I came into Kellogg wanting to specifically pivot into consulting. I had come from a start-up, and had six years of experience in entertainment. I was very fortunate that I did land a McKinsey internship (and subsequent full-time offer).  I knew that consulting could give a broad exposure in a variety of sectors and functions, and my summer confirmed that I would learn a lot with the right mentors.

Why did you choose your current company? What factors figured most prominently into your decision of where to work?
The people that I met from McKinsey were smart, supportive, and kind. One of the biggest things a person should look for in their career are mentors that make opportunities for them. When I mentioned my long-term goal of raising a venture capital fund and working with start-ups and creatives, McKinsey partners looked for the right project opportunities so my start-up toolkit could grow.

When I mentioned my interest in emerging companies in the Chinese ecosystem due my Chinese heritage and language skills, McKinsey mentors connected me to McKinsey Asia so I could build out my network there.  The company made it clear that growing and mentoring me was a priority.

Advice to current MBA students:
–One thing you would absolutely do again as part of the job search?
Be really focused and understand that your journey is different than other people’s and you don’t need external validation from classmates, recruiters or anyone else. I was very interested in meeting creative people, where the MBA connection doesn’t necessarily make sense initially; however, I learned a lot about how to analyze business from a distinctive perspective.

Life’s race is very long; sometimes you’re ahead of other people, sometimes you’re behind other people, but the only thing that matters is that you’re racing against yourself.  Everyone goes to business schools for different reasons, and make sure you come in knowing exactly what your reasons are.

–One thing you would change or do differently?
One of the biggest axioms I’ve lived over the past three years is understanding that “new experiences are good.”  It’s important to be focused and know what you want; however, I do wish I had spent the first six months of business school a little more open to new experiences, people and ideas.
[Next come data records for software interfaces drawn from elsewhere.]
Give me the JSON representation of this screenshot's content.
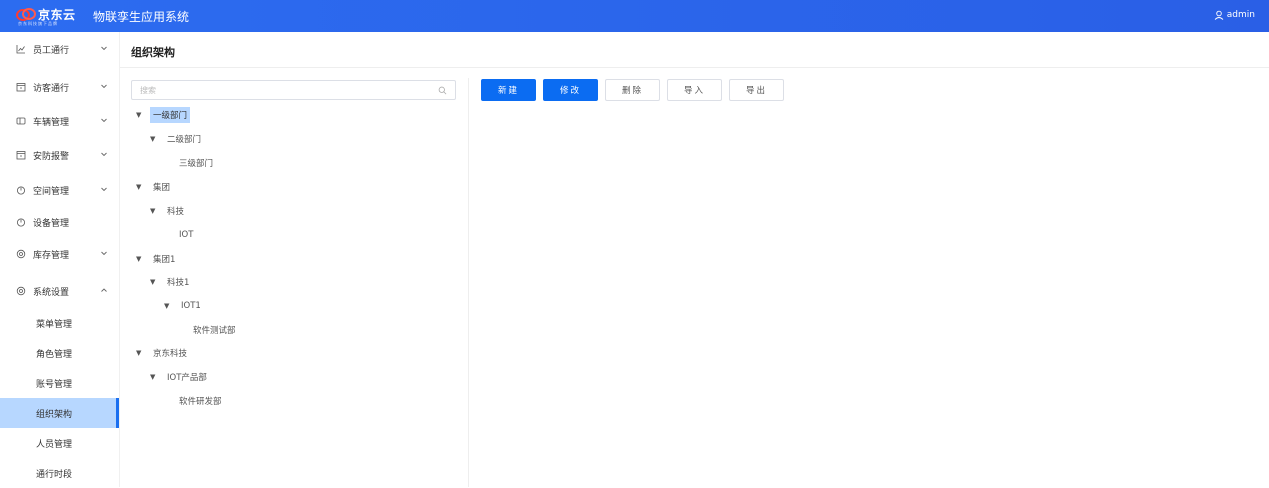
{
  "header": {
    "logo_text": "京东云",
    "logo_sub": "京东科技旗下品牌",
    "app_title": "物联孪生应用系统",
    "user": "admin"
  },
  "sidebar": {
    "items": [
      {
        "label": "员工通行",
        "icon": "chart-line-icon",
        "expanded": false
      },
      {
        "label": "访客通行",
        "icon": "calendar-icon",
        "expanded": false
      },
      {
        "label": "车辆管理",
        "icon": "tag-icon",
        "expanded": false
      },
      {
        "label": "安防报警",
        "icon": "calendar-icon",
        "expanded": false
      },
      {
        "label": "空间管理",
        "icon": "power-icon",
        "expanded": false
      },
      {
        "label": "设备管理",
        "icon": "power-icon",
        "expanded": false
      },
      {
        "label": "库存管理",
        "icon": "settings-icon",
        "expanded": false
      },
      {
        "label": "系统设置",
        "icon": "settings-icon",
        "expanded": true
      }
    ],
    "subitems": [
      {
        "label": "菜单管理",
        "active": false
      },
      {
        "label": "角色管理",
        "active": false
      },
      {
        "label": "账号管理",
        "active": false
      },
      {
        "label": "组织架构",
        "active": true
      },
      {
        "label": "人员管理",
        "active": false
      },
      {
        "label": "通行时段",
        "active": false
      }
    ]
  },
  "main": {
    "title": "组织架构",
    "search_placeholder": "搜索",
    "buttons": {
      "new": "新建",
      "edit": "修改",
      "delete": "删除",
      "import": "导入",
      "export": "导出"
    },
    "tree": [
      {
        "label": "一级部门",
        "level": 0,
        "expanded": true,
        "selected": true
      },
      {
        "label": "二级部门",
        "level": 1,
        "expanded": true,
        "selected": false
      },
      {
        "label": "三级部门",
        "level": 2,
        "leaf": true,
        "selected": false
      },
      {
        "label": "集团",
        "level": 0,
        "expanded": true,
        "selected": false
      },
      {
        "label": "科技",
        "level": 1,
        "expanded": true,
        "selected": false
      },
      {
        "label": "IOT",
        "level": 2,
        "leaf": true,
        "selected": false
      },
      {
        "label": "集团1",
        "level": 0,
        "expanded": true,
        "selected": false
      },
      {
        "label": "科技1",
        "level": 1,
        "expanded": true,
        "selected": false
      },
      {
        "label": "IOT1",
        "level": 2,
        "expanded": true,
        "selected": false
      },
      {
        "label": "软件测试部",
        "level": 3,
        "leaf": true,
        "selected": false
      },
      {
        "label": "京东科技",
        "level": 0,
        "expanded": true,
        "selected": false
      },
      {
        "label": "IOT产品部",
        "level": 1,
        "expanded": true,
        "selected": false
      },
      {
        "label": "软件研发部",
        "level": 2,
        "leaf": true,
        "selected": false
      }
    ]
  },
  "colors": {
    "header": "#2c6cf0",
    "primary": "#0b6cf2",
    "selected_bg": "#b7d7ff",
    "active_bar": "#1a6ff0"
  }
}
Everything I set to achieve I got, but I ended up meeting people and opportunities a little later than I would have liked; there were opportunities that I didn’t even know existed!

–Were there any surprises regarding your current employer’s recruiting process?
It’s very holistic and objective. Sometimes people worry about social factors or networking.  This is important; but ultimately the thing that matters is the case interview and your preparation for that.  Go in with the willingness to put in the work during recruiting and you’ll be pleasantly surprised.

–What piece of advice do you wish you had been given during your MBA?
These two years will fly by! You’ve been given a real gift to reflect on what you want to do with your life and where you want your career to go. Use the time to build up your toolkit; I spent my free time at Kellogg fleshing out my written and reading Chinese business skills, writing fiction/non-fiction, and building relationships with venture capital firms/start-ups all over the country.

This is far more difficult with a full-time job. Take advantage of the time you’ve been given and don’t be afraid to fail, because the MBA is the one of the few times you can take chances with no repercussions.

What’s the best thing about working for your current employer?
Breadth and depth. Coming from entertainment, which has a very specific culture, you tend to work with similar people all the time. McKinsey Chicago has a wide range of industries and functions.  But people also have unique backgrounds; I’ve worked with people who have PhDs in electrical engineering and people who were former Olympians.  They think differently than I do, and it adds to my experience.

Lauren Wakal
Lauren Wakal has been covering the MBA admissions space for more than a decade, from in-depth business school profiles to weekly breaking news and more.